100 Greatest U.S. Coins Series: 1873-CC "No Arrows" Liberty Seated Dime

We always talk about rarity in this blog series featuring Whitman Publishing’s 100 Greatest United States coins. Of course that is a pre-determining factor when compiling a list such as this and we take our cues from author Jeff Garrett with input from Ron Guth. Out of all the coins in United States coinage history, considering mint marks, dates, denominations, mintages, and more, why would it not be a top factor when considering such a list?

However, it is certainly rare (pun intended) to come across a coin that is deemed “unique” rather than rare. That is exactly what our next coin in the series has been deemed not because of its low mintage, but because it happens to be the only known one in existence. That’s right, just ONE.
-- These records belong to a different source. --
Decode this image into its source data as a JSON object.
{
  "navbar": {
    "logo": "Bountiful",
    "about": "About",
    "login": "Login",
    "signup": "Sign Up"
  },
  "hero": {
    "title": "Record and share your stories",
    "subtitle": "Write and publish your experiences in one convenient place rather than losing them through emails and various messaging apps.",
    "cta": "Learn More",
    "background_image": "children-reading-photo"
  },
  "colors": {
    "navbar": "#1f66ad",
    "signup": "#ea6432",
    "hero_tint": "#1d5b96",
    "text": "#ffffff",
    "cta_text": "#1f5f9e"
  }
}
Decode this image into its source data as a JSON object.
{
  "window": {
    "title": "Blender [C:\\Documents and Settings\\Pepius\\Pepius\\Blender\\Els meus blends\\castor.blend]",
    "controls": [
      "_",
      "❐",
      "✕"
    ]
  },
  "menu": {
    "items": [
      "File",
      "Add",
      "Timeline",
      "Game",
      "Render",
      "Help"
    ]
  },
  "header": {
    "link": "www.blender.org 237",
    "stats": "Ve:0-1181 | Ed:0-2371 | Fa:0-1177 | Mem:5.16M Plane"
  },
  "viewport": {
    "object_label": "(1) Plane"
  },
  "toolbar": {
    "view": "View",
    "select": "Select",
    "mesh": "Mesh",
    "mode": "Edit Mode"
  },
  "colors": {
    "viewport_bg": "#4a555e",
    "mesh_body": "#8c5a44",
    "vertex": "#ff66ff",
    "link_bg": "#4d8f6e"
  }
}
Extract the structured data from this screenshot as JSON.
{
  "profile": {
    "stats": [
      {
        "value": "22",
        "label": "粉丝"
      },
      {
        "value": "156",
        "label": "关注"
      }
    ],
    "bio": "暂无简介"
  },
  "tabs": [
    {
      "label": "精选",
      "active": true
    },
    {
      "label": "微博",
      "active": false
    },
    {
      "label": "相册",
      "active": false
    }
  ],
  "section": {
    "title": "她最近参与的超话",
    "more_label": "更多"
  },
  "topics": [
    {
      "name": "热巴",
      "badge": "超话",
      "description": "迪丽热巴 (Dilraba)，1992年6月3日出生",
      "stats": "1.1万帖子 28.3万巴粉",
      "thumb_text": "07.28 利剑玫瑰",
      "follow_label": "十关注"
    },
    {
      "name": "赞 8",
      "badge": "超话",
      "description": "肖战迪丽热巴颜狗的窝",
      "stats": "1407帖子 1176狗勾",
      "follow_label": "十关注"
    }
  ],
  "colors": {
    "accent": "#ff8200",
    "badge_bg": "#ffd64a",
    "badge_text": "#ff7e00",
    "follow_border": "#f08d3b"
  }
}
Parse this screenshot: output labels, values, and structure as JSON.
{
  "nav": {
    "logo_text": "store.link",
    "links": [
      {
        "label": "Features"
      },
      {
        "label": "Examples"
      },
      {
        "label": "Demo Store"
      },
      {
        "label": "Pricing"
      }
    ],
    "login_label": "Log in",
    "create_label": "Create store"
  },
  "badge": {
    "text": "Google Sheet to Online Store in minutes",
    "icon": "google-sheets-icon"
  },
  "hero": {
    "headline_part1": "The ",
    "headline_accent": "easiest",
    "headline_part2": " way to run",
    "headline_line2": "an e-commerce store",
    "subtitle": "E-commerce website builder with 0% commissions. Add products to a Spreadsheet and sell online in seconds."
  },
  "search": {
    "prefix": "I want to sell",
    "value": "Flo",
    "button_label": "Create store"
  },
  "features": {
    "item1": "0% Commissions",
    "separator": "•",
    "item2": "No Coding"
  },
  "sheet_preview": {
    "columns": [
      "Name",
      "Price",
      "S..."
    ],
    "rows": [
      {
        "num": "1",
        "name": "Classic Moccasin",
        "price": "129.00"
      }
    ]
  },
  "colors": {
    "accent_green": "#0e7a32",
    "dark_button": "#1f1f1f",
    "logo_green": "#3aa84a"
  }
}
#65 - 1873-CC “No Arrows” Liberty Seated Dime

The “sole survivor” of a recorded mintage of just 12,400 is all that is said to exist for the 1873 “No Arrows” variety of the Liberty Seated dime produced from Carson City. The entire mintage of this variety was presumed to be melted down and turned into dimes with arrows placed on either side of the obverse date, but in 1873, a single coin survived to be sent to Philadelphia and placed under evaluation by the annual Assay Commission. No one knows why or how the single survivor of the series was saved but it was added to the National Numismatic Collection (called the Mint Cabinet back then) and forgotten about. That is, until 1909 when the coin reemerged from the shadows and became part of the largest coin trade to have ever existed.

Over the years, the coin has landed in the hands of a few notable collectors after its display at the 1914 American Numismatic Society. It was offered at an auction in 1950 as part of the Adolph Menjou Collection by Abe Kosoff. Around 46 years later, the 1873-CC “No Arrows” dime sold for $550,000. It sold again in auction in 2004 for $891,250 and then again in 2012 for $1,840,000.

With the obverse designed by Christian Gobrecht and the reverse designed by James B. Longacre, the historical value given to this coin in 1960 was $25,000. By this fourth edition Whitman Publishing publication that was printed in 2015, it reached $2,000,000.